Solomon put it this way –“Mortals make elaborate plans, but God has the last word.” (Proverbs 16:1, Message).
“The heart of man plans his way, but the Lord establishes his steps.” (Proverbs 16:9)
The truth is that you can make the very best decisions possible and still find yourself in a terrible situation. Don’t make the mistake of thinking that wise decisions will always bring only good things to your life. You can make wise decisions and still wind up in suffering. And you don’t need to look any further than Jesus Christ as an example of that.
Jesus had the greatest wisdom the world has ever known. He always made only the very best choices. He never made one single bad decision, but he still ended up on a cross. You can have wisdom and you make great decisions, but you may also end up on a cross.
That’s why we need faith to trust God no matter what he brings into our lives. God will sometimes bring us into circumstances that we didn’t want to be in. We always tend to end up there when we make bad decisions, but it’s harder when you make a wise decision and things still seem to turn out bad. It’s in those moments when we need to ask God for faith.

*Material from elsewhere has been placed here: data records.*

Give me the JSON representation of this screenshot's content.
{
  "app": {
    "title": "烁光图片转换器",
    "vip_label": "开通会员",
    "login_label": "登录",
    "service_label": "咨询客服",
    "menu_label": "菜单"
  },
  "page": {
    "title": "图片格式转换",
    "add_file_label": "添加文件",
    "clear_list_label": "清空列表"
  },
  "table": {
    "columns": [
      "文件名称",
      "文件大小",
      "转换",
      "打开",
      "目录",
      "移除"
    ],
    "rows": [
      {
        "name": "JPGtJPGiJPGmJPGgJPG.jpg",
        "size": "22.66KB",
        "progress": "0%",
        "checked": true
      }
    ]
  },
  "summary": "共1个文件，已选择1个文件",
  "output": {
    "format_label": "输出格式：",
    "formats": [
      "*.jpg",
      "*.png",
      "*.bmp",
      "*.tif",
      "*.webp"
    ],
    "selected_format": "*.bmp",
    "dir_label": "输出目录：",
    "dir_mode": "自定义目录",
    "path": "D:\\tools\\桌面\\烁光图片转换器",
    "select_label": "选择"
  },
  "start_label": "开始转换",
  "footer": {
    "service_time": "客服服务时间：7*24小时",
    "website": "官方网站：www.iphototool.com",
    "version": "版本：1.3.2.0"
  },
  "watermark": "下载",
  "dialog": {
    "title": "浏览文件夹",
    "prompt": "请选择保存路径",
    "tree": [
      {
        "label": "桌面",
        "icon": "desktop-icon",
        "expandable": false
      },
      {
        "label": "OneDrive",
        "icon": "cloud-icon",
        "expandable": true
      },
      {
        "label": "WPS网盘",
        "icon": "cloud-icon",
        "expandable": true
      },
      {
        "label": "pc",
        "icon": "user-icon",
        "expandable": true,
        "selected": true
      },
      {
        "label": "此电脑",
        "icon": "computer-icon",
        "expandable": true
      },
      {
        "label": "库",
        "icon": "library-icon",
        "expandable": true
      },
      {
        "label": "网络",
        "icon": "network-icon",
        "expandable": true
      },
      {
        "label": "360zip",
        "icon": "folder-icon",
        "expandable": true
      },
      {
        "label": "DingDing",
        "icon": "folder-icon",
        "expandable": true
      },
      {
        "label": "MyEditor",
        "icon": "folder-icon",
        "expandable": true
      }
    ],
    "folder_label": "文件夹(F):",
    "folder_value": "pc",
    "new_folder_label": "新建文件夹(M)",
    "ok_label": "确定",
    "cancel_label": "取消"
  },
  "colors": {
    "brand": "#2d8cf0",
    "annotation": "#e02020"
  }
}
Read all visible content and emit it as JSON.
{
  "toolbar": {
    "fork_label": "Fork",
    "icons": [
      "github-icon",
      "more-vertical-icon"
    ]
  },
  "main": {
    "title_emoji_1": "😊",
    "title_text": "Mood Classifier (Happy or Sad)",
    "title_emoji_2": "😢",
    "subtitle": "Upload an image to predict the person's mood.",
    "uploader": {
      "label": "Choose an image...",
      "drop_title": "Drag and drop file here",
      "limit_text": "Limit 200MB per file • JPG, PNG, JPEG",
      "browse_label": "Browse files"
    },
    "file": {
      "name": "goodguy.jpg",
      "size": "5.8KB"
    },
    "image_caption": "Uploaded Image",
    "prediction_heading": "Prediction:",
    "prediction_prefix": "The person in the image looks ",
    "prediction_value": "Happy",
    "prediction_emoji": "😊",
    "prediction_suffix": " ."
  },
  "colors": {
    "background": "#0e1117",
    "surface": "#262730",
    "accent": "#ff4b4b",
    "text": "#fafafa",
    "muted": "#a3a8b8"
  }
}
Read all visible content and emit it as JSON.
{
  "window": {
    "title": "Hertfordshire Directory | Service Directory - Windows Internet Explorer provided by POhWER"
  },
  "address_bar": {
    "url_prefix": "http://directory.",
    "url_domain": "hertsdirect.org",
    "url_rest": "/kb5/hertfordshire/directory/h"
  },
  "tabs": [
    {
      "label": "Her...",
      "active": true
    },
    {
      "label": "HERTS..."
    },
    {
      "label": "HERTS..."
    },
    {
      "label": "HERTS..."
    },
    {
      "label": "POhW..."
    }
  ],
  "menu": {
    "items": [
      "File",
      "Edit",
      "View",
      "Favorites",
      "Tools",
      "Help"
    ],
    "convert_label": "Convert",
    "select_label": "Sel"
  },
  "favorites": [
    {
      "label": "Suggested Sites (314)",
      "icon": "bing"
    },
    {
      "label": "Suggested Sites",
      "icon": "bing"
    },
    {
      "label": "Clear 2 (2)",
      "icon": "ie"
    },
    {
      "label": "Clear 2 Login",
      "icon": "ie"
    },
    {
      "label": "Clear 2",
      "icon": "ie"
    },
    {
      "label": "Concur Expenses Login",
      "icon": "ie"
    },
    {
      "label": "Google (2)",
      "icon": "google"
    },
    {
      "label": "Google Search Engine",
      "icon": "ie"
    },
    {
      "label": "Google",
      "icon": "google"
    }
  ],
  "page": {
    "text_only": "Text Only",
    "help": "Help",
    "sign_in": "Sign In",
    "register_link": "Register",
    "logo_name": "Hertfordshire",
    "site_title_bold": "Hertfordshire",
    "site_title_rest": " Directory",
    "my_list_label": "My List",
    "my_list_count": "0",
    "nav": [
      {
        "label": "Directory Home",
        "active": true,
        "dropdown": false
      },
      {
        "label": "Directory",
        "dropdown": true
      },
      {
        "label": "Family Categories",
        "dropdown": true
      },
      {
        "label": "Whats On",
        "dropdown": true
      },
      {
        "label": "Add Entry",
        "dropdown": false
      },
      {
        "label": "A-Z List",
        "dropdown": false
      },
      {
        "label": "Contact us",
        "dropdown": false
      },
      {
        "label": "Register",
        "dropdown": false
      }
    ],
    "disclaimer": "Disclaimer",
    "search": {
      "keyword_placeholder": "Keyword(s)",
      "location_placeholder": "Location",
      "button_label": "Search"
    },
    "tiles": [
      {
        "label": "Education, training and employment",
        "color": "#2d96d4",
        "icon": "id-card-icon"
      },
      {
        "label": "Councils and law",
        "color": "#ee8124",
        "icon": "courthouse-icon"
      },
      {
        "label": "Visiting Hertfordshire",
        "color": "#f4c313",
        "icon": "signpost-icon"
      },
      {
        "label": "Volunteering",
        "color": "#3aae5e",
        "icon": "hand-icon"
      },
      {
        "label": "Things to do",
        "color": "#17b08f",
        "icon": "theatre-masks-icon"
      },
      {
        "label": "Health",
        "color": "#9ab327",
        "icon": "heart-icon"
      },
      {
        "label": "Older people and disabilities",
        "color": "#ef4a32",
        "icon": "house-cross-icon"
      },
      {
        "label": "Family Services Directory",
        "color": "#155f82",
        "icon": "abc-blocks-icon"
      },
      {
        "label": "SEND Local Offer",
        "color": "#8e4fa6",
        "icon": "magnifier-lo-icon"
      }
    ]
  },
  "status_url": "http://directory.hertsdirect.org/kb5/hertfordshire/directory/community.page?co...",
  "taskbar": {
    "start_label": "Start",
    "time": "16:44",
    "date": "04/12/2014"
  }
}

Charles Spurgeon once said, “God is too good to be unkind. He is too wise to be confused. And when you cannot trace his hand, you can always trust his heart.”
When you don’t understand what’s happening and you can’t see God’s hand, that’s when you need faith to trust Him.
When we make decisions, we need to listen to God, pray for wisdom, listen to the advice of wise people around us, and do what we think is best. We go through this process so we can make the very best decisions we possibly can. But, in the end, no matter what happens, God is in control.
“No wisdom, no understanding, no counsel can avail against the Lord. The horse is made ready for the day of battle, but the victory belongs to the Lord.” (Proverbs 21:30-31)
Our job is to get the horse ready for battle and make the very best decisions we can, but we have to remember that whatever happens on that field, God is over it. And I can’t think of anything in this world that should give us more comfort than that.
We need to strive to make wise decisions, but we need to always remember that God is better than anything we can get out of those decisions. And so, may God make us a wise people, but may he make us a people who want him more than anything else.